**TASK DETAILS**
Take each line from the material below that includes the string "will" and copy it.

**TASK INPUT**
..........

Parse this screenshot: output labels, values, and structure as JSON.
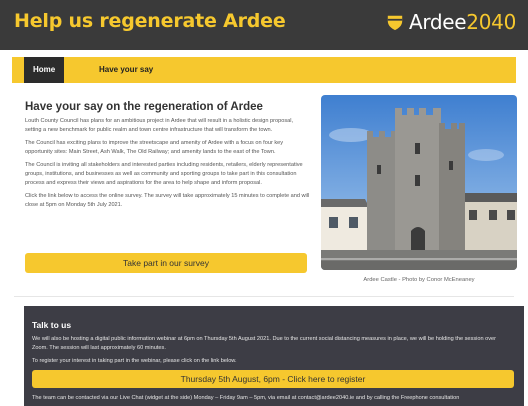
{
  "header": {
    "site_title": "Help us regenerate Ardee",
    "brand_text_main": "Ardee",
    "brand_text_year": "2040",
    "brand_icon": "shield-icon",
    "brand_color": "#f6c82e",
    "bar_color": "#3a3a3a"
  },
  "nav": {
    "items": [
      {
        "label": "Home",
        "active": true
      },
      {
        "label": "Have your say",
        "active": false
      }
    ]
  },
  "main": {
    "heading": "Have your say on the regeneration of Ardee",
    "paragraphs": [
      "Louth County Council has plans for an ambitious project in Ardee that will result in a holistic design proposal, setting a new benchmark for public realm and town centre infrastructure that will transform the town.",
      "The Council has exciting plans to improve the streetscape and amenity of Ardee with a focus on four key opportunity sites: Main Street, Ash Walk, The Old Railway; and amenity lands to the east of the Town.",
      "The Council is inviting all stakeholders and interested parties including residents, retailers, elderly representative groups, institutions, and businesses as well as community and sporting groups to take part in this consultation process and express their views and aspirations for the area to help shape and inform proposal.",
      "Click the link below to access the online survey. The survey will take approximately 15 minutes to complete and will close at 5pm on Monday 5th July 2021."
    ],
    "survey_button": "Take part in our survey",
    "photo_caption": "Ardee Castle - Photo by Conor McEneaney"
  },
  "talk": {
    "title": "Talk to us",
    "p1": "We will also be hosting a digital public information webinar at 6pm on Thursday 5th August 2021. Due to the current social distancing measures in place, we will be holding the session over Zoom. The session will last approximately 60 minutes.",
    "p2": "To register your interest in taking part in the webinar, please click on the link below.",
    "webinar_button": "Thursday 5th August, 6pm - Click here to register",
    "p3": "The team can be contacted via our Live Chat (widget at the side) Monday – Friday 9am – 5pm, via email at contact@ardee2040.ie and by calling the Freephone consultation"
  }
}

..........

**WORKED SOLUTION**
      "Louth County Council has plans for an ambitious project in Ardee that will result in a holistic design proposal, setting a new benchmark for public realm and town centre infrastructure that will transform the town.",
      "Click the link below to access the online survey. The survey will take approximately 15 minutes to complete and will close at 5pm on Monday 5th July 2021."
    "p1": "We will also be hosting a digital public information webinar at 6pm on Thursday 5th August 2021. Due to the current social distancing measures in place, we will be holding the session over Zoom. The session will last approximately 60 minutes.",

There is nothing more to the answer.